The launch comes not long after Harry and Meghan received media criticism for their use of private jets while simultaneously speaking out on environmental issues. The couple came under fire last year for taking four private jets in a matter of 11 days, rather than choosing to use commercial flights.
Harry told the guests at the Edinburgh International Conference Center:
"'We believe travel is a good thing. It is the heart of human experience, of cultural connections, and of new friendships. It is predicted that tourism will reach over 1.8 billion travelers by 2030. If we do not act, and in large part get ahead of this inevitable surge, this massive increase will mean we see more of the world's beautiful destinations closed or destroyed...which has a huge impact on communities and reduces tourism opportunities. But we are here to find ways to make sure that does not happen."

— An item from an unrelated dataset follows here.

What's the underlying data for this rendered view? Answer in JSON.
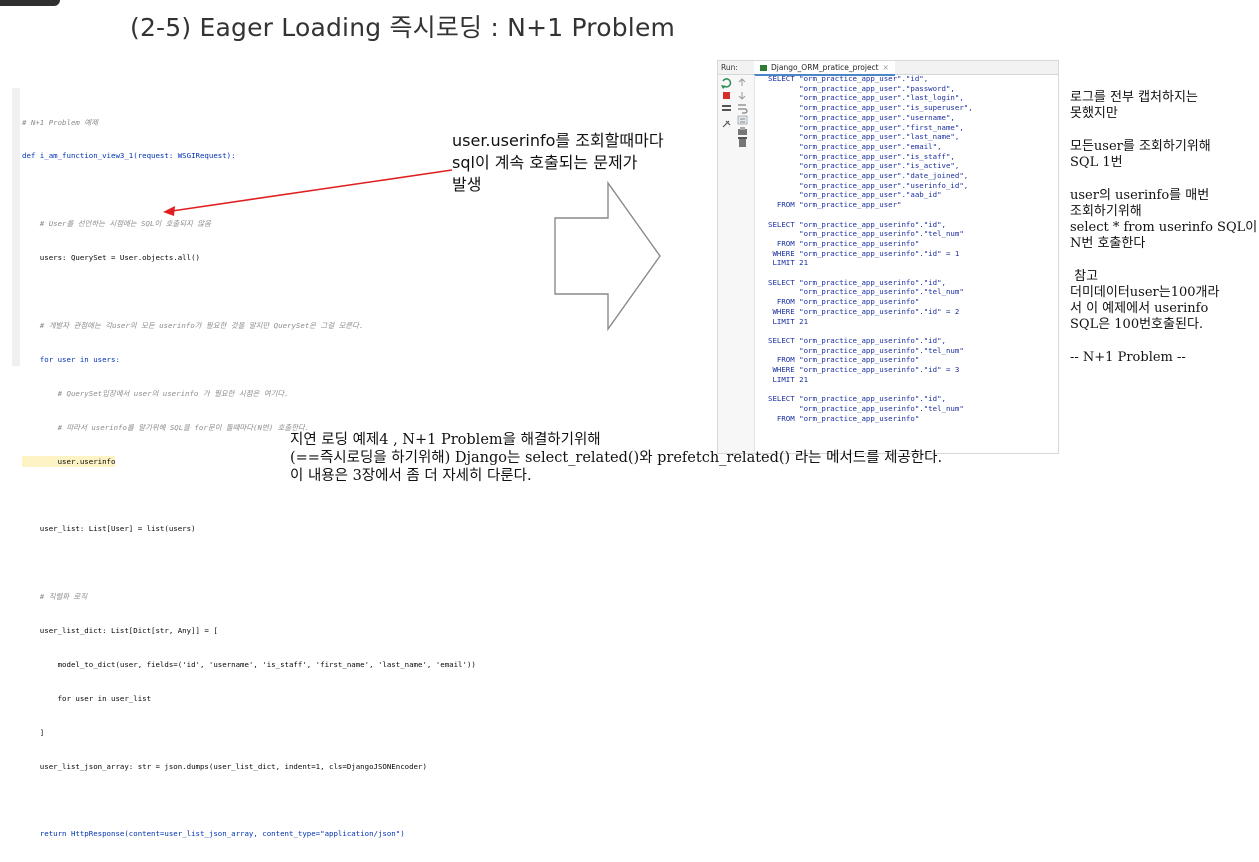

What do you think about Harry's new project? Would you be interested in using something like Travalyst to see just how eco-friendly your traveling is? Let us know your thoughts and be sure to pass this along to others so they can give us their thoughts, too!